▸ **Data**

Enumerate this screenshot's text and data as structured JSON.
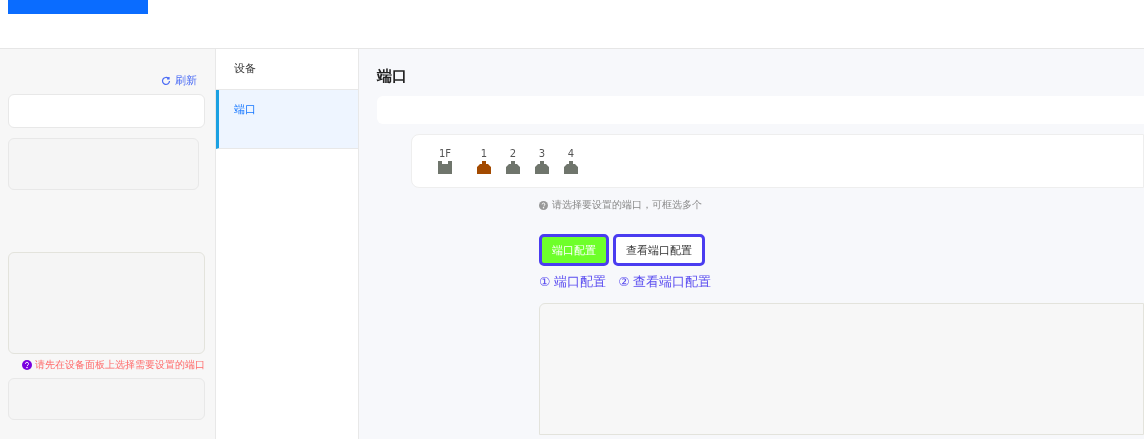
{
  "left_panel": {
    "refresh": "刷新",
    "hint": "请先在设备面板上选择需要设置的端口"
  },
  "sidebar": {
    "items": [
      {
        "label": "设备",
        "selected": false
      },
      {
        "label": "端口",
        "selected": true
      }
    ]
  },
  "main": {
    "title": "端口",
    "ports": [
      {
        "label": "1F",
        "kind": "fiber",
        "color": "#6f756c"
      },
      {
        "label": "1",
        "kind": "ethernet",
        "color": "#a34a00"
      },
      {
        "label": "2",
        "kind": "ethernet",
        "color": "#6f756c"
      },
      {
        "label": "3",
        "kind": "ethernet",
        "color": "#6f756c"
      },
      {
        "label": "4",
        "kind": "ethernet",
        "color": "#6f756c"
      }
    ],
    "port_hint": "请选择要设置的端口，可框选多个",
    "buttons": [
      {
        "label": "端口配置",
        "kind": "primary"
      },
      {
        "label": "查看端口配置",
        "kind": "default"
      }
    ],
    "annotations": [
      "① 端口配置",
      "② 查看端口配置"
    ]
  }
}
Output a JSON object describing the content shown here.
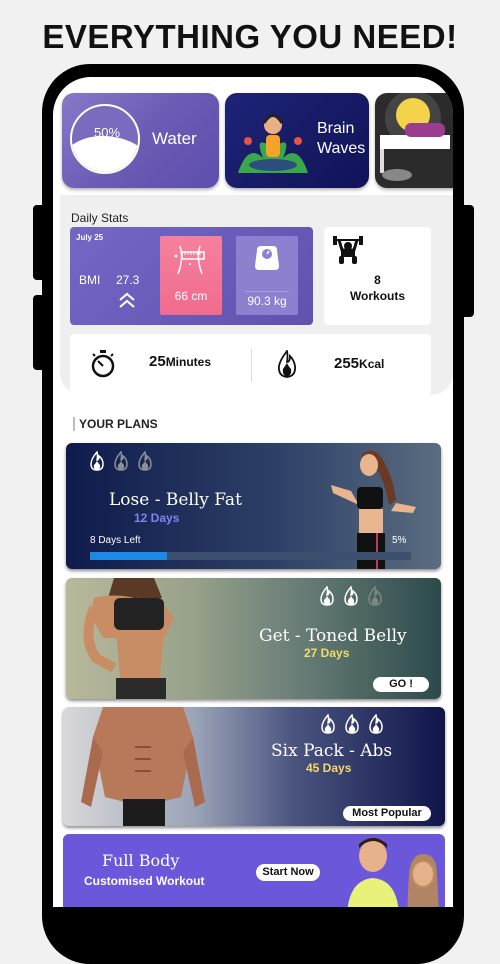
{
  "headline": "EVERYTHING YOU NEED!",
  "top_cards": {
    "water": {
      "percent": "50%",
      "label": "Water",
      "fill_fraction": 0.5
    },
    "brain": {
      "label_line1": "Brain",
      "label_line2": "Waves"
    },
    "sleep": {
      "icon": "sleeping-moon-illustration"
    }
  },
  "daily_stats": {
    "title": "Daily Stats",
    "date": "July 25",
    "bmi_label": "BMI",
    "bmi_value": "27.3",
    "bmi_trend_icon": "double-chevron-up",
    "waist": "66 cm",
    "weight": "90.3 kg",
    "workouts_count": "8",
    "workouts_label": "Workouts",
    "minutes_value": "25",
    "minutes_unit": "Minutes",
    "kcal_value": "255",
    "kcal_unit": "Kcal"
  },
  "plans": {
    "title": "YOUR PLANS",
    "items": [
      {
        "title": "Lose - Belly Fat",
        "days": "12 Days",
        "days_color": "#7d83f0",
        "intensity": 1,
        "left_text": "8 Days Left",
        "progress_text": "5%",
        "progress": 0.24
      },
      {
        "title": "Get - Toned Belly",
        "days": "27 Days",
        "days_color": "#f5d96b",
        "intensity": 2,
        "badge": "GO !"
      },
      {
        "title": "Six Pack - Abs",
        "days": "45 Days",
        "days_color": "#f5d96b",
        "intensity": 3,
        "badge": "Most Popular"
      }
    ],
    "full_body": {
      "title": "Full Body",
      "subtitle": "Customised Workout",
      "button": "Start Now"
    }
  },
  "colors": {
    "accent_purple": "#6b5bb4",
    "pink": "#f06b8d",
    "progress_blue": "#1e88e5"
  }
}
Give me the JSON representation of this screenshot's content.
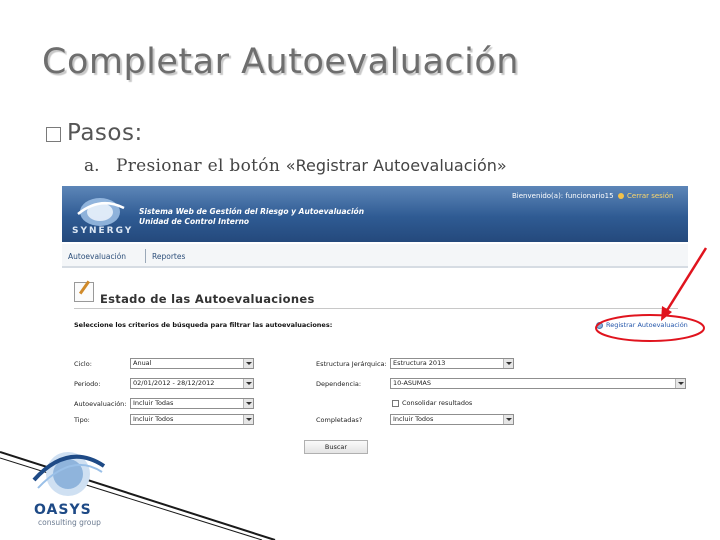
{
  "slide": {
    "title": "Completar Autoevaluación",
    "bullet": "Pasos:",
    "step_letter": "a.",
    "step_text": "Presionar el botón ",
    "step_quote": "«Registrar Autoevaluación»"
  },
  "app": {
    "logo_word": "SYNERGY",
    "system_title": "Sistema Web de Gestión del Riesgo y Autoevaluación",
    "system_subtitle": "Unidad de Control Interno",
    "welcome": "Bienvenido(a): funcionario15",
    "logout": "Cerrar sesión",
    "menu": [
      "Autoevaluación",
      "Reportes"
    ],
    "page_title": "Estado de las Autoevaluaciones",
    "instructions": "Seleccione los criterios de búsqueda para filtrar las autoevaluaciones:",
    "register_link": "Registrar Autoevaluación",
    "filters": {
      "ciclo_label": "Ciclo:",
      "ciclo_value": "Anual",
      "periodo_label": "Periodo:",
      "periodo_value": "02/01/2012 - 28/12/2012",
      "autoevaluacion_label": "Autoevaluación:",
      "autoevaluacion_value": "Incluir Todas",
      "tipo_label": "Tipo:",
      "tipo_value": "Incluir Todos",
      "estructura_label": "Estructura Jerárquica:",
      "estructura_value": "Estructura 2013",
      "dependencia_label": "Dependencia:",
      "dependencia_value": "10-ASUMAS",
      "checkbox_label": "Consolidar resultados",
      "completadas_label": "Completadas?",
      "completadas_value": "Incluir Todos"
    },
    "search_button": "Buscar"
  },
  "footer_logo": {
    "name": "OASYS",
    "tagline": "consulting group"
  },
  "colors": {
    "banner": "#2f5b93",
    "annotation": "#e0141e",
    "title_gray": "#6e6e6e"
  }
}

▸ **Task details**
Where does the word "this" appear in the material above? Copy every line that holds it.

▸ **Task output**
Enumerate this screenshot's text and data as structured JSON.
Give me the JSON representation of this screenshot's content.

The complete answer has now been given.